In Frank B Wyatt's Report on the Mortality Experience of the Clergy Mutual Assur-ance Society, etc, 8vo, London, 1891, Stone wrote the "Report on the Medical History of the Society" (1829-1887); and he also wrote on the same subject with STEWART HELDER in St Thomas's Hosp Rep, 1872, iii, [141, and Ibid, 1876, vii, 273.
International Health Exhibition, London, 1884. The Physiological Bearing of Elec┬Čtricity on Health "Use of the Continuous Current in Diabetes" (with W J KILNER) - St Thomas's Hosp Rep, 1882, xi, 61.
"Measurements in the Medical Application of Electricity" (with W J KILNER) - Ibid, 147.
"The Physical Basis of Auscultation."- Ibid, 1873, iv, 233.
Stone's paper "On the Electrical Resistance of the Human Body" led up to the Lumleian Lectures.

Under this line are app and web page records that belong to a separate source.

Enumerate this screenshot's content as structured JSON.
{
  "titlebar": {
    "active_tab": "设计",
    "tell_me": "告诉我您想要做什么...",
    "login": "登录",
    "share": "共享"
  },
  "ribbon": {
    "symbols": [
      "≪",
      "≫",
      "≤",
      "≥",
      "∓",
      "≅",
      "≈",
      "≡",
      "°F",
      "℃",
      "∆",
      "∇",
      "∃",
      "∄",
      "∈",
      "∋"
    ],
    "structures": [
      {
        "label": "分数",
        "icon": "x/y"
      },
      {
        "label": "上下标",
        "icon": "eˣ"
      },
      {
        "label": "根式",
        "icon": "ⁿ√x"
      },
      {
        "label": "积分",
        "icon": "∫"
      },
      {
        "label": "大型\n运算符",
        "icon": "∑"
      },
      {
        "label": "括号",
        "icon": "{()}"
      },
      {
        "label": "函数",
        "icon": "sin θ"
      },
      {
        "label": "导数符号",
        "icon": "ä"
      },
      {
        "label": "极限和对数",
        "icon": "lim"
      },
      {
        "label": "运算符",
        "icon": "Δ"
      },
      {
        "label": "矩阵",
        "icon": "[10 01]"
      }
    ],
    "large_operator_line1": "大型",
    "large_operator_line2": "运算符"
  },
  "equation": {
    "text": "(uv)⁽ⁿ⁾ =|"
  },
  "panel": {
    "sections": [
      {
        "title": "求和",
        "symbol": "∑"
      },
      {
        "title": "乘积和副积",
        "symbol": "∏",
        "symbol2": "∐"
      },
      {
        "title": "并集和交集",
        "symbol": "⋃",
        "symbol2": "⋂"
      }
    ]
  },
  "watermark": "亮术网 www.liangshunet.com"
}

Among his medical papers mention should be made of "Some Effects of Brain Disturbance on the Handwriting", St Thomas's Hosp Rep, 1883, xii, 67, in which he gave an account of his own illness; and of the "Tricoelian Heart", Ibid, 1882, xi, 57.
He edited the St Thomas's Hosp Rep, 1870-3, i-iv.
He also published lectures on the "Scientific Basis of Music" and "Elementary Lessons on Sound", Sound and Music, 8vo, London, 1876, which had a large sale.

Sources used to compile this entry: [Brit Med Jour, 1891, ii, 105].

The Royal College of Surgeons of England